"We felt the impact...due to domestic and regional unrest, lower than expected raw tomato and chilli harvest coupled with some operational and organisational issues," the Abu Dhabi-listed firm said in a filing to the capital's bourse yesterday.
"We are currently in the midst of restructuring and streamlining the operation and developing a plan at turning around the business in the short to mid-term."
Agthia set up a manufacturing facility for tomato and chilli concentrate in 2009, when it made its first entry into the Egyptian food market. The tomatoes are sourced from farms located about 75km north-west of Cairo, near the company's main office.
Profits from across the group surged 54 per cent in the third quarter after the company successfully managed to cut costs.
Net income rose to Dh92 million (US$25m) in the quarter.
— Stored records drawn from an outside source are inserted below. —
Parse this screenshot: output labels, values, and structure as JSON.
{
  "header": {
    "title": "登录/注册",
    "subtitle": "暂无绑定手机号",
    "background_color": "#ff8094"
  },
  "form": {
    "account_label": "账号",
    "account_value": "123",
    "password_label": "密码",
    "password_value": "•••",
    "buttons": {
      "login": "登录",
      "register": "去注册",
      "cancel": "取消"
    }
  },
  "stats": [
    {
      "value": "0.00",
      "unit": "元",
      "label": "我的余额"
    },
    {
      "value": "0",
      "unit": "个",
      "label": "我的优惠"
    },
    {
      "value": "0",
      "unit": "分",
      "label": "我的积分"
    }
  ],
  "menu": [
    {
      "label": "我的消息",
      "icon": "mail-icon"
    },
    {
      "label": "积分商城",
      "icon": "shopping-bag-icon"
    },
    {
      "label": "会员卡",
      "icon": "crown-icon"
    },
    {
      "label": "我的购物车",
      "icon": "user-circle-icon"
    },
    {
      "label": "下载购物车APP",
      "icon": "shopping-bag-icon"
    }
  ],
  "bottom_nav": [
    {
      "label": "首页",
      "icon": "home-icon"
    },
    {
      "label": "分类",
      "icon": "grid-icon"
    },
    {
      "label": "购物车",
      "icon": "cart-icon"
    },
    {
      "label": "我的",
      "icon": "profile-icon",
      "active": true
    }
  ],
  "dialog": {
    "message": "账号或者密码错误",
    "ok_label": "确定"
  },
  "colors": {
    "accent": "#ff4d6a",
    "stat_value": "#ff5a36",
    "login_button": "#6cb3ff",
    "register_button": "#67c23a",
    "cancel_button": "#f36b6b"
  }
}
Agthia did not provide figures for last year.
Profit growth was driven by higher margins "resulting particularly from competitive procurement in grains, cost-saving initiatives, production capacity increases of flour and feed mills, displacing outsourcing and price increases", said Agthia.
Agthia is an important player in Abu Dhabi's food security strategy and is 51 per cent owned by the Government through the conglomerate Senaat.
It is split into three divisions: consumer, agriculture and Egypt.
The consumer business includes the production and distribution of Al Ain bottled water, frozen vegetable products, Isklar water, Chiquita juices and Yoplait dairy products.
Yoplait claims to be the second-largest brand in terms of sales in the fresh dairy product category worldwide and the biggest in the United States and Australia.
Agthia said it incurred losses of Dh21m in its consumer food segment, "mainly dairy and Egypt".
The company said it remained "optimistic" and expected another year of good business performance.
"Although the commodity market volatility and regional unrest are certainly challenging, we are progressing on our long-term strategy."